The Business of Being Born explores the contemporary experience of childbirth in the United States. Produced by Ricki Lake, it compares various childbirth methods, including midwives, natural births, epidurals, and Cesarean sections.
Birth: it's a miracle. A rite of passage. A natual part of life. But more than anything, birth is a business. Compelled to find answers after a disappointing birth experience with her first child, actress Ricki Lake recruits filmmaker Abby Epstein to examine and question the way American women have babies.
The film interlaces intimate birth stories with surprising historical, political and scientific insights and shocking statistics about the current maternity care system. When director Epstein discovers she is pregnant during the making of the film, the journey becomes even more personal. Should most births be viewed as a natural life process, or should every delivery be treated as a potentially catastrophic medical emergency?

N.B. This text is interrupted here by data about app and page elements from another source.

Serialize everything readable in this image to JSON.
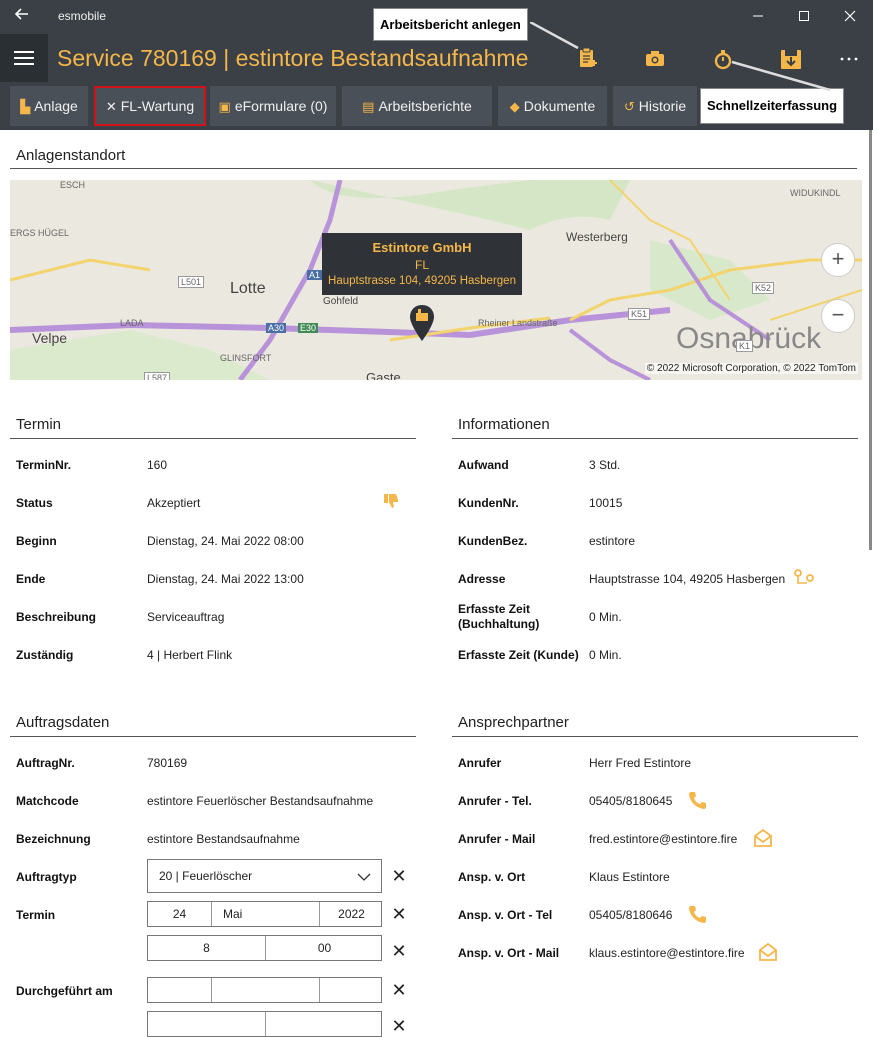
{
  "titlebar": {
    "app_name": "esmobile"
  },
  "header": {
    "title": "Service 780169  |  estintore Bestandsaufnahme"
  },
  "tabs": [
    {
      "label": "Anlage",
      "icon": "building-icon"
    },
    {
      "label": "FL-Wartung",
      "icon": "tools-icon"
    },
    {
      "label": "eFormulare (0)",
      "icon": "clipboard-check-icon"
    },
    {
      "label": "Arbeitsberichte",
      "icon": "clipboard-icon"
    },
    {
      "label": "Dokumente",
      "icon": "documents-icon"
    },
    {
      "label": "Historie",
      "icon": "history-icon"
    }
  ],
  "tooltips": {
    "arbeitsbericht": "Arbeitsbericht anlegen",
    "schnellzeit": "Schnellzeiterfassung"
  },
  "map_section": {
    "title": "Anlagenstandort",
    "popup": {
      "name": "Estintore GmbH",
      "line2": "FL",
      "address": "Hauptstrasse 104, 49205 Hasbergen"
    },
    "labels": {
      "lotte": "Lotte",
      "velpe": "Velpe",
      "westerberg": "Westerberg",
      "osnabrueck": "Osnabrück",
      "gohfeld": "Gohfeld",
      "gaste": "Gaste",
      "rheiner": "Rheiner Landstraße",
      "ergs": "ERGS HÜGEL",
      "lada": "LADA",
      "glinsfort": "GLINSFORT",
      "widukind": "WIDUKINDL",
      "esch": "ESCH",
      "a1": "A1",
      "a30": "A30",
      "e30": "E30",
      "l501": "L501",
      "k52": "K52",
      "k51": "K51",
      "k1": "K1",
      "l587": "L587"
    },
    "copyright": "© 2022 Microsoft Corporation, © 2022 TomTom"
  },
  "termin": {
    "title": "Termin",
    "rows": [
      {
        "label": "TerminNr.",
        "value": "160"
      },
      {
        "label": "Status",
        "value": "Akzeptiert"
      },
      {
        "label": "Beginn",
        "value": "Dienstag, 24. Mai 2022 08:00"
      },
      {
        "label": "Ende",
        "value": "Dienstag, 24. Mai 2022 13:00"
      },
      {
        "label": "Beschreibung",
        "value": "Serviceauftrag"
      },
      {
        "label": "Zuständig",
        "value": "4  |  Herbert Flink"
      }
    ]
  },
  "informationen": {
    "title": "Informationen",
    "rows": [
      {
        "label": "Aufwand",
        "value": "3 Std."
      },
      {
        "label": "KundenNr.",
        "value": "10015"
      },
      {
        "label": "KundenBez.",
        "value": "estintore"
      },
      {
        "label": "Adresse",
        "value": "Hauptstrasse 104, 49205 Hasbergen"
      },
      {
        "label": "Erfasste Zeit (Buchhaltung)",
        "value": "0 Min."
      },
      {
        "label": "Erfasste Zeit (Kunde)",
        "value": "0 Min."
      }
    ]
  },
  "auftragsdaten": {
    "title": "Auftragsdaten",
    "rows": [
      {
        "label": "AuftragNr.",
        "value": "780169"
      },
      {
        "label": "Matchcode",
        "value": "estintore Feuerlöscher Bestandsaufnahme"
      },
      {
        "label": "Bezeichnung",
        "value": "estintore Bestandsaufnahme"
      },
      {
        "label": "Auftragtyp",
        "value": "20  |  Feuerlöscher"
      },
      {
        "label": "Termin"
      },
      {
        "label": "Durchgeführt am"
      }
    ],
    "termin_date": {
      "day": "24",
      "month": "Mai",
      "year": "2022"
    },
    "termin_time": {
      "hour": "8",
      "minute": "00"
    }
  },
  "ansprechpartner": {
    "title": "Ansprechpartner",
    "rows": [
      {
        "label": "Anrufer",
        "value": "Herr Fred Estintore"
      },
      {
        "label": "Anrufer - Tel.",
        "value": "05405/8180645"
      },
      {
        "label": "Anrufer - Mail",
        "value": "fred.estintore@estintore.fire"
      },
      {
        "label": "Ansp. v. Ort",
        "value": "Klaus Estintore"
      },
      {
        "label": "Ansp. v. Ort - Tel",
        "value": "05405/8180646"
      },
      {
        "label": "Ansp. v. Ort - Mail",
        "value": "klaus.estintore@estintore.fire"
      }
    ]
  },
  "colors": {
    "accent": "#f5b64a",
    "header": "#3b4046",
    "active_border": "#d0131b"
  }
}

The film criticizes the American health care system with its emphasis on drugs and costly interventions and its view of childbirth as a medical emergency rather than a natural occurrence.
It also documents actual home births and water births. They follow a midwife, Cara, in New York as she takes care of and attends several births. They the audience is given several shocking statistics about our current birthing techniques and challenges today’s doctors.
Note from me: if the baby heart rates suddenly drop or anything happened that could endanger the lives of the mother & the newborn baby, then it is the time that interventions is needed. It is sad to know that here in Indonesia, this kind of practice is getting more common too :(